A significant aspect of Philadelphia’s new pregnancy accommodation law is that it may extend privileges to employees affected by pregnancy that arguably are unavailable to other employees, including some disabled employees, because the definition of “reasonable accommodation” may be interpreted more broadly than it is under the Americans with Disabilities Act and similar state laws, say Michael Stevens and Karen Vladeck of Arent Fox LLP.
In a recent case of first impression, the Third Circuit affirmed a trial court’s dismissal of design defect claims against a residential homebuilder under New Jersey's Product Liability Act when the plaintiff-homeowner failed to comply with the state's Affidavit of Merit Statute. Calender v. NVR Inc. may apply beyond New Jersey as at least 11 states have some form of an affidavit of merit requirement for negligent licensed professionals, say David Haworth and Michele Ventura of Ballard Spahr LLP.
Since the issuance of a U.S. Securities and Exchange Commission no-action letter that allows mergers and acquisitions brokers to receive transaction-based compensation without registering as brokers, a number of questions have been raised — including applicability of the relief in the private equity and venture capital context. Meanwhile, state regulators are currently considering the ramifications of the letter, say attorneys with Crowell & Moring LLP.

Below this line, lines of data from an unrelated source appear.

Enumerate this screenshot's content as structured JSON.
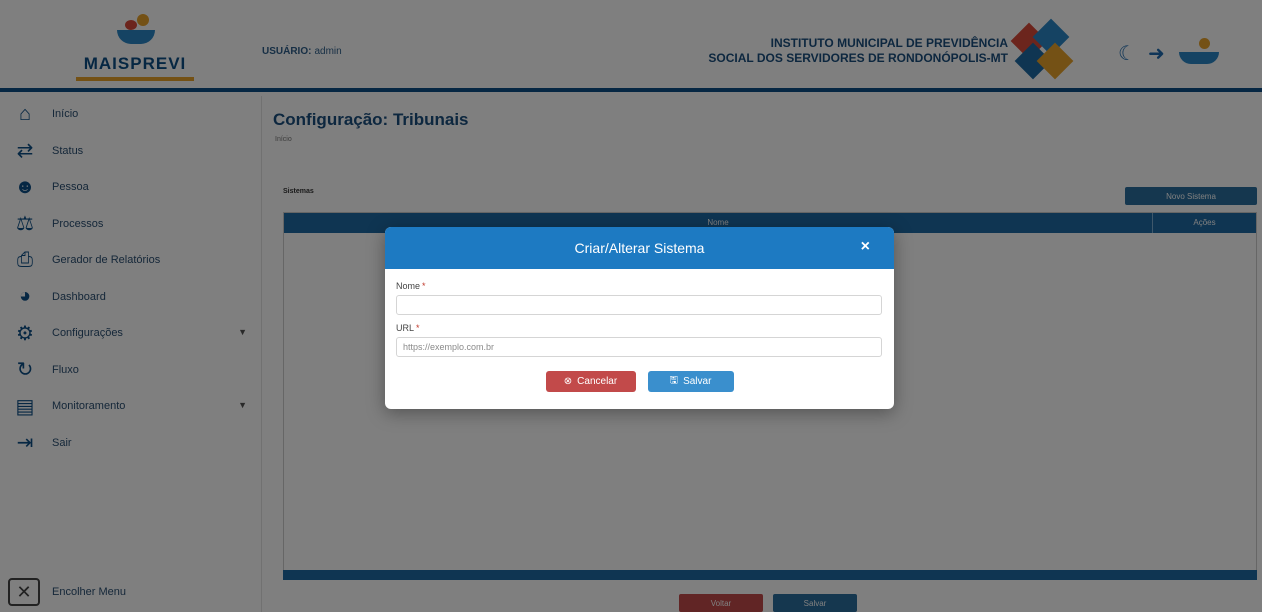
{
  "header": {
    "brand": "MAISPREVI",
    "user_label": "USUÁRIO:",
    "user_name": "admin",
    "institute_line1": "INSTITUTO MUNICIPAL DE PREVIDÊNCIA",
    "institute_line2": "SOCIAL DOS SERVIDORES DE RONDONÓPOLIS-MT",
    "icons": [
      "moon-icon",
      "logout-icon",
      "hands-logo-icon"
    ]
  },
  "sidebar": {
    "items": [
      {
        "label": "Início",
        "icon": "home-icon",
        "has_children": false
      },
      {
        "label": "Status",
        "icon": "exchange-icon",
        "has_children": false
      },
      {
        "label": "Pessoa",
        "icon": "users-icon",
        "has_children": false
      },
      {
        "label": "Processos",
        "icon": "balance-icon",
        "has_children": false
      },
      {
        "label": "Gerador de Relatórios",
        "icon": "printer-icon",
        "has_children": false
      },
      {
        "label": "Dashboard",
        "icon": "chart-pie-icon",
        "has_children": false
      },
      {
        "label": "Configurações",
        "icon": "gear-icon",
        "has_children": true
      },
      {
        "label": "Fluxo",
        "icon": "sync-icon",
        "has_children": false
      },
      {
        "label": "Monitoramento",
        "icon": "monitor-icon",
        "has_children": true
      },
      {
        "label": "Sair",
        "icon": "exit-icon",
        "has_children": false
      }
    ],
    "collapse_label": "Encolher Menu"
  },
  "main": {
    "title": "Configuração: Tribunais",
    "breadcrumb": "Início",
    "section_label": "Sistemas",
    "new_button": "Novo Sistema",
    "grid_columns": [
      "Nome",
      "Ações"
    ],
    "bottom_buttons": [
      {
        "label": "Voltar",
        "color": "#c24a4a"
      },
      {
        "label": "Salvar",
        "color": "#2b6f9f"
      }
    ]
  },
  "modal": {
    "title": "Criar/Alterar Sistema",
    "close_glyph": "×",
    "fields": [
      {
        "label": "Nome",
        "required_mark": "*",
        "value": "",
        "placeholder": ""
      },
      {
        "label": "URL",
        "required_mark": "*",
        "value": "",
        "placeholder": "https://exemplo.com.br"
      }
    ],
    "cancel_label": "Cancelar",
    "save_label": "Salvar"
  },
  "colors": {
    "primary": "#1d7ac2",
    "navy": "#0d4e86",
    "danger": "#c24a4a",
    "accent": "#e8a22b"
  }
}
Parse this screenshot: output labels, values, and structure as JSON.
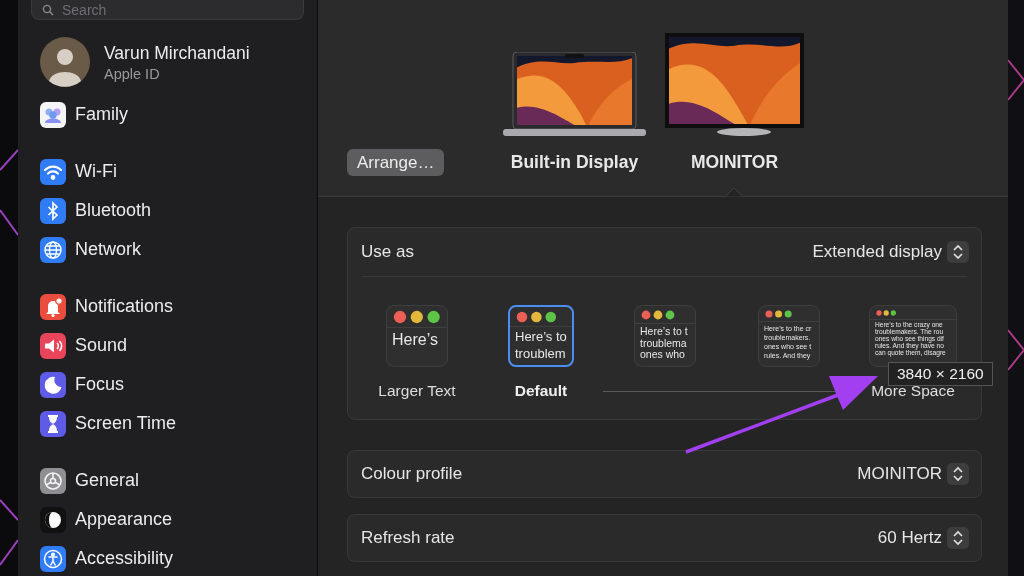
{
  "sidebar": {
    "search": {
      "placeholder": "Search"
    },
    "account": {
      "name": "Varun Mirchandani",
      "subtitle": "Apple ID"
    },
    "groups": [
      {
        "items": [
          {
            "label": "Family",
            "kind": "family"
          }
        ]
      },
      {
        "items": [
          {
            "label": "Wi-Fi",
            "kind": "wifi"
          },
          {
            "label": "Bluetooth",
            "kind": "bluetooth"
          },
          {
            "label": "Network",
            "kind": "network"
          }
        ]
      },
      {
        "items": [
          {
            "label": "Notifications",
            "kind": "notifications"
          },
          {
            "label": "Sound",
            "kind": "sound"
          },
          {
            "label": "Focus",
            "kind": "focus"
          },
          {
            "label": "Screen Time",
            "kind": "screentime"
          }
        ]
      },
      {
        "items": [
          {
            "label": "General",
            "kind": "general"
          },
          {
            "label": "Appearance",
            "kind": "appearance"
          },
          {
            "label": "Accessibility",
            "kind": "accessibility"
          }
        ]
      }
    ]
  },
  "arrange_button": "Arrange…",
  "displays": [
    {
      "name": "Built-in Display",
      "kind": "laptop",
      "selected": false
    },
    {
      "name": "MOINITOR",
      "kind": "monitor",
      "selected": true
    }
  ],
  "use_as": {
    "label": "Use as",
    "value": "Extended display"
  },
  "scale_options": [
    {
      "label": "Larger Text",
      "preview": [
        "Here’s"
      ],
      "selected": false
    },
    {
      "label": "Default",
      "preview": [
        "Here’s to",
        "troublem"
      ],
      "selected": true
    },
    {
      "preview": [
        "Here’s to t",
        "troublema",
        "ones who"
      ],
      "selected": false
    },
    {
      "preview": [
        "Here’s to the cr",
        "troublemakers.",
        "ones who see t",
        "rules. And they"
      ],
      "selected": false
    },
    {
      "label": "More Space",
      "preview": [
        "Here’s to the crazy one",
        "troublemakers. The rou",
        "ones who see things dif",
        "rules. And they have no",
        "can quote them, disagre"
      ],
      "selected": false
    }
  ],
  "tooltip": "3840 × 2160",
  "settings": [
    {
      "label": "Colour profile",
      "value": "MOINITOR"
    },
    {
      "label": "Refresh rate",
      "value": "60 Hertz"
    }
  ]
}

While the Second Circuit’s decision in Drawbridge Special Opportunities Fund v. Barnet has added an additional obstacle to Chapter 15 recognition and may thwart the ability of a foreign representative to effectively pursue legitimate causes of action in the U.S., it remains to be seen whether courts in other jurisdictions will generally follow suit. The U.S. Bankruptcy Court for the District of Delaware has already issued a conflicting opinion, and at least one other court — the Third Circuit — is apparently not likely to follow Barnet, say attorneys with Allen & Overy LLP.
The Pennsylvania and Philadelphia Bar Associations have come to different conclusions regarding the efficacy of the amendments to the Federal Rules of Civil Procedure. For example, unlike the Philadelphia Bar Association, which opposed outright an amendment that would require discovery to be "proportional to the needs of the case," the Pennsylvania Bar Association endorsed the change. With these and so many other vastly different opinions, it will be interesting to see what changes are ultimately made to the proposed amendments, says Marc Goldich of Reed Smith LLP.
In a bankruptcy case involving Philadelphia’s Foremost Building, a Chapter 7 trustee sought court approval for a sale of the debtor’s property and resolution of related issues over the objections of the debtor. While a trustee’s arguments for a proposed sale may often go farther than necessary, in this case, it seems likely that the debtor’s pattern of behavior helped influence the court to find in favor of the trustee, says Vicki Harding of Pepper Hamilton LLP.
The increase in exonerations seems to be a wake-up call about the imprecision of our criminal justice system, yet some states are passing legislation that makes it less likely that wrongful convictions will be uncovered. The due process that allows for exoneration provides the scrutiny that is vital to avoiding many of the tragic errors that occur — it should not be diminished in a rush to finality, say Kevin Curnin and Lisa Borden of the Association of Pro Bono Counsel.
Several recent ethics opinions have held that defense counsel do have a conflict of interest participating in a waiver of collateral appellate rights in a plea or sentencing agreement when the waiver does not expressly exclude claims of ineffective assistance of counsel. But in U.S. v. Grimes, the Third Circuit recently concluded that a waiver of certain collateral rights did not nullify an appellate waiver, says Erin Dougherty of Montgomery McCracken Walker & Rhoads LLP.